Lost in the latest egalitarian nonsense about drafting women to serve in the military are two concerns I have about the long-term impact on us as a culture.
Aside from the scientific arguments about weakening our fighting force, valid though they are, and the complete collapse of principles by so many on what used to be the ideological right, two glaring concerns remain with drafting women to serve in the military:
- Our society needs mothers who are not trained killers. Men and women are different, not just anatomically (in spite of the the confusion recently), but in terms of how we are hard-wired within. Women are naturally better at nurturing. Not that men can’t or that some women aren’t. But to use a crude analogy: women are better wired to be teacups. Men are better wired to be chainsaws. Each excels at different things and performs best in different ways. Try sipping tea with a chainsaw and your teeth will pay a high price. Try cutting down a tree with a teacup. You get the idea. It’s a basic analogy that, like all analogies is flawed. But men and women are different, though neither is inferior. Our society needs mothers to nurture future generations without having to cope with flashbacks from the horrors of a war they were forced to fight. Frommys can never be as good as mommies. We need mothers who have not been required to become trained killers to nurture our children because they do it best.
- We need women to make babies. It’s the biology, stupid. We need to reproduce, something we are only barely doing now at replacement levels. If we force our future mothers to serve in the military, many of them will die. Once they die, they cannot have children. That’s how life works. By drafting our daughters, we are necessarily decreasing the number of females who can reproduce. When major wars come—and history assures us they will come—how many will we lose? Unlike men, women can only reproduce so quickly. That’s basic biology. Imagine if women had been drafted during World War II. Instead of nearly 400,000 male casualties, we might well have had 200,000 female casualties. Bye, bye, baby boomers. Combine that with our culture’s increasing disdain for having children over the last 40 years and the rise of the horror of abortion, and we might very well be in an unsustainable place as a culture. As it is, we are nearly there now.

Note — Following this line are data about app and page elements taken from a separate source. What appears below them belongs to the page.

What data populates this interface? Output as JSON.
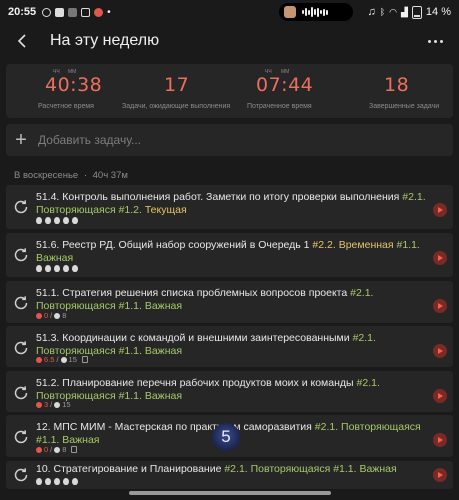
{
  "status_bar": {
    "time": "20:55",
    "battery": "14 %"
  },
  "header": {
    "title": "На эту неделю",
    "back_icon": "arrow-left-icon",
    "more_icon": "more-vertical-icon"
  },
  "stats": [
    {
      "value": "40:38",
      "label": "Расчетное время",
      "units": [
        "ЧЧ",
        "ММ"
      ]
    },
    {
      "value": "17",
      "label": "Задачи, ожидающие выполнения",
      "units": []
    },
    {
      "value": "07:44",
      "label": "Потраченное время",
      "units": [
        "ЧЧ",
        "ММ"
      ]
    },
    {
      "value": "18",
      "label": "Завершенные задачи",
      "units": []
    }
  ],
  "add_task": {
    "placeholder": "Добавить задачу..."
  },
  "section": {
    "day": "В воскресенье",
    "separator": "·",
    "duration": "40ч 37м"
  },
  "tasks": [
    {
      "title": "51.4. Контроль выполнения работ. Заметки по итогу проверки выполнения",
      "tags": [
        {
          "text": "#2.1.",
          "color": "green"
        },
        {
          "text": "Повторяющаяся #1.2.",
          "color": "green"
        },
        {
          "text": "Текущая",
          "color": "yellow"
        }
      ],
      "meta": {
        "eggs": 5
      }
    },
    {
      "title": "51.6. Реестр РД. Общий набор сооружений в Очередь 1",
      "tags": [
        {
          "text": "#2.2.",
          "color": "yellow"
        },
        {
          "text": "Временная",
          "color": "yellow"
        },
        {
          "text": "#1.1.",
          "color": "green"
        },
        {
          "text": "Важная",
          "color": "green"
        }
      ],
      "meta": {
        "eggs": 5
      }
    },
    {
      "title": "51.1. Стратегия решения списка проблемных вопросов проекта",
      "tags": [
        {
          "text": "#2.1.",
          "color": "green"
        },
        {
          "text": "Повторяющаяся #1.1.",
          "color": "green"
        },
        {
          "text": "Важная",
          "color": "green"
        }
      ],
      "meta": {
        "done": "0",
        "total": "8",
        "doc": false
      }
    },
    {
      "title": "51.3. Координации с командой и внешними заинтересованными",
      "tags": [
        {
          "text": "#2.1.",
          "color": "green"
        },
        {
          "text": "Повторяющаяся #1.1.",
          "color": "green"
        },
        {
          "text": "Важная",
          "color": "green"
        }
      ],
      "meta": {
        "done": "6.5",
        "total": "15",
        "doc": true
      }
    },
    {
      "title": "51.2. Планирование перечня рабочих продуктов моих и команды",
      "tags": [
        {
          "text": "#2.1.",
          "color": "green"
        },
        {
          "text": "Повторяющаяся #1.1.",
          "color": "green"
        },
        {
          "text": "Важная",
          "color": "green"
        }
      ],
      "meta": {
        "done": "3",
        "total": "15",
        "doc": false
      }
    },
    {
      "title": "12. МПС МИМ - Мастерская по практикам саморазвития",
      "tags": [
        {
          "text": "#2.1.",
          "color": "green"
        },
        {
          "text": "Повторяющаяся #1.1.",
          "color": "green"
        },
        {
          "text": "Важная",
          "color": "green"
        }
      ],
      "meta": {
        "done": "0",
        "total": "8",
        "doc": true
      }
    },
    {
      "title": "10. Стратегирование и Планирование",
      "tags": [
        {
          "text": "#2.1.",
          "color": "green"
        },
        {
          "text": "Повторяющаяся #1.1.",
          "color": "green"
        },
        {
          "text": "Важная",
          "color": "green"
        }
      ],
      "meta": {
        "eggs": 5
      }
    }
  ],
  "overlay_badge": "5",
  "colors": {
    "accent": "#ee6e5c",
    "tag_green": "#a6c96a",
    "tag_yellow": "#e2c56a",
    "card": "#262626",
    "background": "#1a1a1a"
  }
}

Before we rush into coercing our daughters to become trained killers, maybe we should think through where this madness will leave us—not in the next election cycle, but a generation or two down the road.
Long after the self-serving politicians are gone.